But, what I faced was quite dismal. Samsung, a large company in all aspects with 200K+ employees worldwide, truly exhibited everything you could expect from a large company. Working there was living the words of Clayton Christensen‘s Innovator’s Dilemma. And we are not even talking about a disruptive innovation. Actually, most of the leading Samsung products happen to be with sustaining technologies instead, like more dense memories or phones packed with more and more advanced features. Clayton Christensen’s definition of disruptive technology is not radically different technology, but entirely different application of current or new technology targeting entirely different market.

I am a Korean American, and I am somewhat passionate about Korean companies. In the back of my mind, I thought my high-tech marketing knowledge with heavy experiences in data networking and in startups, I could make a real impact and be the real change agent at Samsung. It didn’t happen, and I could spend another full post on why. At any rate, in the light of iPhone’s huge initial success, selling out 500K units last week, I wondered how come no Korean company, with heavy chips on their shoulder and arrogance could not create such “iconic” product that people could get really passionate about. Other foreign companies have done it. Sony certainly has done it…., many times with Walkman, Playstation, etc. According to Tony Seba and in his book, Winners Take All, success of Apple’s iPod could be attributed to creation of “whole product”. iPod was only successful with iTune application and iTune store by providing users a complete digital music experience. iPhone might actually fail because of poor experience with AT&T. Wireless carrier matters a lot to create “whole product” of a cellular phone since poor cellular quality will hinder users from positive experience.

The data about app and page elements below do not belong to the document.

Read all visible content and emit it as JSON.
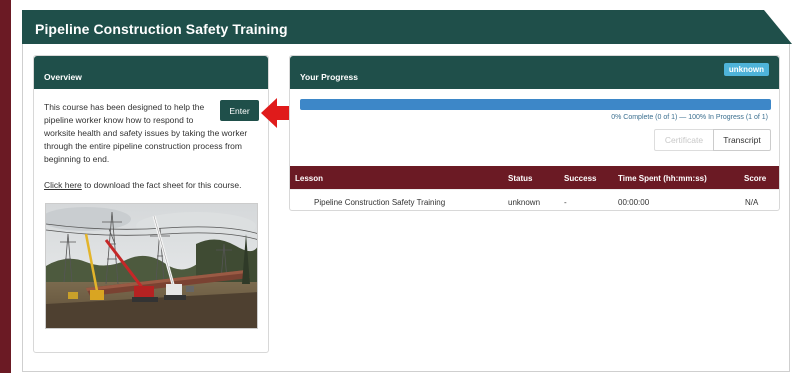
{
  "page": {
    "title": "Pipeline Construction Safety Training"
  },
  "overview": {
    "title": "Overview",
    "description_lines": [
      "This course has been designed to help the",
      "pipeline worker know how to respond to",
      "worksite health and safety issues by taking the worker",
      "through the entire pipeline construction process from",
      "beginning to end."
    ],
    "enter_label": "Enter",
    "fact_sheet_link": "Click here",
    "fact_sheet_text": " to download the fact sheet for this course."
  },
  "progress": {
    "title": "Your Progress",
    "badge": "unknown",
    "fill_fraction": 1.0,
    "summary": "0% Complete (0 of 1)  —  100% In Progress (1 of 1)",
    "certificate_label": "Certificate",
    "transcript_label": "Transcript"
  },
  "table": {
    "headers": [
      "Lesson",
      "Status",
      "Success",
      "Time Spent (hh:mm:ss)",
      "Score"
    ],
    "rows": [
      [
        "Pipeline Construction Safety Training",
        "unknown",
        "-",
        "00:00:00",
        "N/A"
      ]
    ]
  },
  "colors": {
    "teal": "#1f4f4a",
    "maroon": "#6b1a24",
    "progress_blue": "#3d87c8",
    "badge_blue": "#4eb3d9",
    "arrow_red": "#e01b1b"
  }
}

I think it’s useless to exclaim R&D or technical strength if you cannot exploit it and lose in the market. To win in the market, you have to know the market. Peter Drucker once said that “The aim of marketing is to know and understand the customer so well the product or service fits him and sells itself.” Perhaps the problem with these Korean companies and why they have not been able to create an iconic product is that they do not know the market.

Do you dare to predict the future?

“I think there is a world market for maybe five computers.”

  • Thomas Watson, Chairman of IBM, 1943

  • “There is no reason anyone would want a computer in their home.”

  • Ken Olson, President, Chairman, and Founder of Digital Equipment Corporation, 1977

  • 640k ought to be enough for anyone.

  • Bill Gates, 1981

  • What the hell is [a microprocessor] good for?

  • Robert Lloyd of IBM’s Advanced Computing Systems Division, 1968

  • I see little commercial potential for the Internet for at least ten years.

  • Bill Gates, 1994